Produce an exact copy of the data below.

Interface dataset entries
#####
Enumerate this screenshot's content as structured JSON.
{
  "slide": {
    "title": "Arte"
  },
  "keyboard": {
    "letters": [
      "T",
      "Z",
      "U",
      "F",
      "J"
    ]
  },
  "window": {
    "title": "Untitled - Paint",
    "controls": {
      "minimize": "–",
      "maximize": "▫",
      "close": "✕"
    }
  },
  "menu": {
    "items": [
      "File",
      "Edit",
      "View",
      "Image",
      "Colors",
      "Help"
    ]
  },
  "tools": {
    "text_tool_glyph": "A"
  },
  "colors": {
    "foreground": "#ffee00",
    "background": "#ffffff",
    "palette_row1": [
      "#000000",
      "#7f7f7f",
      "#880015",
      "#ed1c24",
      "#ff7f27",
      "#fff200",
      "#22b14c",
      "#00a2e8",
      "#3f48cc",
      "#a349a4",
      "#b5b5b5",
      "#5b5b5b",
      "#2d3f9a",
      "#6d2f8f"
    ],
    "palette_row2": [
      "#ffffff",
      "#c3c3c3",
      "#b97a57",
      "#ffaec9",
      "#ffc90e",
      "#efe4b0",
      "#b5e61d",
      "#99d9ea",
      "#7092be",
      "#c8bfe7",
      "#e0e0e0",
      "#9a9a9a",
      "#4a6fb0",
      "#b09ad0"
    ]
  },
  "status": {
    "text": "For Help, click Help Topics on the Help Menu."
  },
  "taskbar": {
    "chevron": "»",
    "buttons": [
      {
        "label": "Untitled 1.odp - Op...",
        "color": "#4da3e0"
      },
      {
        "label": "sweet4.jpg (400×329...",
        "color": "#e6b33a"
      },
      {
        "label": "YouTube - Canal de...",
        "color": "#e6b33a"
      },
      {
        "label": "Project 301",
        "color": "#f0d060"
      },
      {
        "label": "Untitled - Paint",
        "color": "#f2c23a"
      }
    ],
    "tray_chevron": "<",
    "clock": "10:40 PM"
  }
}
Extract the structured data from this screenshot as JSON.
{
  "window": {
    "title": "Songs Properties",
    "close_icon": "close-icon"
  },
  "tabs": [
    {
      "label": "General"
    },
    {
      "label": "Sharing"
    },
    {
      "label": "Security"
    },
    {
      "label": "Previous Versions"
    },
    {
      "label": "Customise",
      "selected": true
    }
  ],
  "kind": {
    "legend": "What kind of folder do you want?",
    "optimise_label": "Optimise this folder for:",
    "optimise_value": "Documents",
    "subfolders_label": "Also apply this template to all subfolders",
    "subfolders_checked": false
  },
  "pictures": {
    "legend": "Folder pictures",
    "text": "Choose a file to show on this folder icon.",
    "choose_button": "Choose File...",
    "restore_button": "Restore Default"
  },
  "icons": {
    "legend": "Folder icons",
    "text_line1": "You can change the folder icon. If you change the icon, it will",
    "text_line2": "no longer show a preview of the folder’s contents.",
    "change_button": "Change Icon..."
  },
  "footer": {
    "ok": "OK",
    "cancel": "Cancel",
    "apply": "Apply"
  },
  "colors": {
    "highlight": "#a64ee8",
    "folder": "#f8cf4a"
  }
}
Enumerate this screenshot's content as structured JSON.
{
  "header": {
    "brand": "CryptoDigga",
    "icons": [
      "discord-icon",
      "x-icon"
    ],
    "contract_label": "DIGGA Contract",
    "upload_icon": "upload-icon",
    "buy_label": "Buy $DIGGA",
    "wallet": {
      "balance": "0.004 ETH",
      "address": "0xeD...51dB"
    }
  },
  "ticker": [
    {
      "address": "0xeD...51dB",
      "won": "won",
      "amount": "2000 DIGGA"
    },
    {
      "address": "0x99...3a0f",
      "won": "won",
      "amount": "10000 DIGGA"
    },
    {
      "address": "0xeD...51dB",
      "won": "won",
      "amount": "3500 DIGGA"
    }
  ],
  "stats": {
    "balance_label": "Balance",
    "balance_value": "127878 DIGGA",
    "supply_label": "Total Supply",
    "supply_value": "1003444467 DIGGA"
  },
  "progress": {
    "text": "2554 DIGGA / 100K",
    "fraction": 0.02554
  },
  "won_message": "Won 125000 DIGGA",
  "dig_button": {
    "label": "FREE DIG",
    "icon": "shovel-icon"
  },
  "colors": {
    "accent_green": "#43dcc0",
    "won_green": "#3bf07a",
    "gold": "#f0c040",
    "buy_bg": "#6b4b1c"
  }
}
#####
# Exercise answer
Enumerate this screenshot's content as structured JSON.
{
  "slide": {
    "title": "Arte"
  },
  "keyboard": {
    "letters": [
      "T",
      "Z",
      "U",
      "F",
      "J"
    ]
  },
  "window": {
    "title": "Untitled - Paint",
    "controls": {
      "minimize": "–",
      "maximize": "▫",
      "close": "✕"
    }
  },
  "menu": {
    "items": [
      "File",
      "Edit",
      "View",
      "Image",
      "Colors",
      "Help"
    ]
  },
  "tools": {
    "text_tool_glyph": "A"
  },
  "colors": {
    "foreground": "#ffee00",
    "background": "#ffffff",
    "palette_row1": [
      "#000000",
      "#7f7f7f",
      "#880015",
      "#ed1c24",
      "#ff7f27",
      "#fff200",
      "#22b14c",
      "#00a2e8",
      "#3f48cc",
      "#a349a4",
      "#b5b5b5",
      "#5b5b5b",
      "#2d3f9a",
      "#6d2f8f"
    ],
    "palette_row2": [
      "#ffffff",
      "#c3c3c3",
      "#b97a57",
      "#ffaec9",
      "#ffc90e",
      "#efe4b0",
      "#b5e61d",
      "#99d9ea",
      "#7092be",
      "#c8bfe7",
      "#e0e0e0",
      "#9a9a9a",
      "#4a6fb0",
      "#b09ad0"
    ]
  },
  "status": {
    "text": "For Help, click Help Topics on the Help Menu."
  },
  "taskbar": {
    "chevron": "»",
    "buttons": [
      {
        "label": "Untitled 1.odp - Op...",
        "color": "#4da3e0"
      },
      {
        "label": "sweet4.jpg (400×329...",
        "color": "#e6b33a"
      },
      {
        "label": "YouTube - Canal de...",
        "color": "#e6b33a"
      },
      {
        "label": "Project 301",
        "color": "#f0d060"
      },
      {
        "label": "Untitled - Paint",
        "color": "#f2c23a"
      }
    ],
    "tray_chevron": "<",
    "clock": "10:40 PM"
  }
}
Extract the structured data from this screenshot as JSON.
{
  "window": {
    "title": "Songs Properties",
    "close_icon": "close-icon"
  },
  "tabs": [
    {
      "label": "General"
    },
    {
      "label": "Sharing"
    },
    {
      "label": "Security"
    },
    {
      "label": "Previous Versions"
    },
    {
      "label": "Customise",
      "selected": true
    }
  ],
  "kind": {
    "legend": "What kind of folder do you want?",
    "optimise_label": "Optimise this folder for:",
    "optimise_value": "Documents",
    "subfolders_label": "Also apply this template to all subfolders",
    "subfolders_checked": false
  },
  "pictures": {
    "legend": "Folder pictures",
    "text": "Choose a file to show on this folder icon.",
    "choose_button": "Choose File...",
    "restore_button": "Restore Default"
  },
  "icons": {
    "legend": "Folder icons",
    "text_line1": "You can change the folder icon. If you change the icon, it will",
    "text_line2": "no longer show a preview of the folder’s contents.",
    "change_button": "Change Icon..."
  },
  "footer": {
    "ok": "OK",
    "cancel": "Cancel",
    "apply": "Apply"
  },
  "colors": {
    "highlight": "#a64ee8",
    "folder": "#f8cf4a"
  }
}
Enumerate this screenshot's content as structured JSON.
{
  "header": {
    "brand": "CryptoDigga",
    "icons": [
      "discord-icon",
      "x-icon"
    ],
    "contract_label": "DIGGA Contract",
    "upload_icon": "upload-icon",
    "buy_label": "Buy $DIGGA",
    "wallet": {
      "balance": "0.004 ETH",
      "address": "0xeD...51dB"
    }
  },
  "ticker": [
    {
      "address": "0xeD...51dB",
      "won": "won",
      "amount": "2000 DIGGA"
    },
    {
      "address": "0x99...3a0f",
      "won": "won",
      "amount": "10000 DIGGA"
    },
    {
      "address": "0xeD...51dB",
      "won": "won",
      "amount": "3500 DIGGA"
    }
  ],
  "stats": {
    "balance_label": "Balance",
    "balance_value": "127878 DIGGA",
    "supply_label": "Total Supply",
    "supply_value": "1003444467 DIGGA"
  },
  "progress": {
    "text": "2554 DIGGA / 100K",
    "fraction": 0.02554
  },
  "won_message": "Won 125000 DIGGA",
  "dig_button": {
    "label": "FREE DIG",
    "icon": "shovel-icon"
  },
  "colors": {
    "accent_green": "#43dcc0",
    "won_green": "#3bf07a",
    "gold": "#f0c040",
    "buy_bg": "#6b4b1c"
  }
}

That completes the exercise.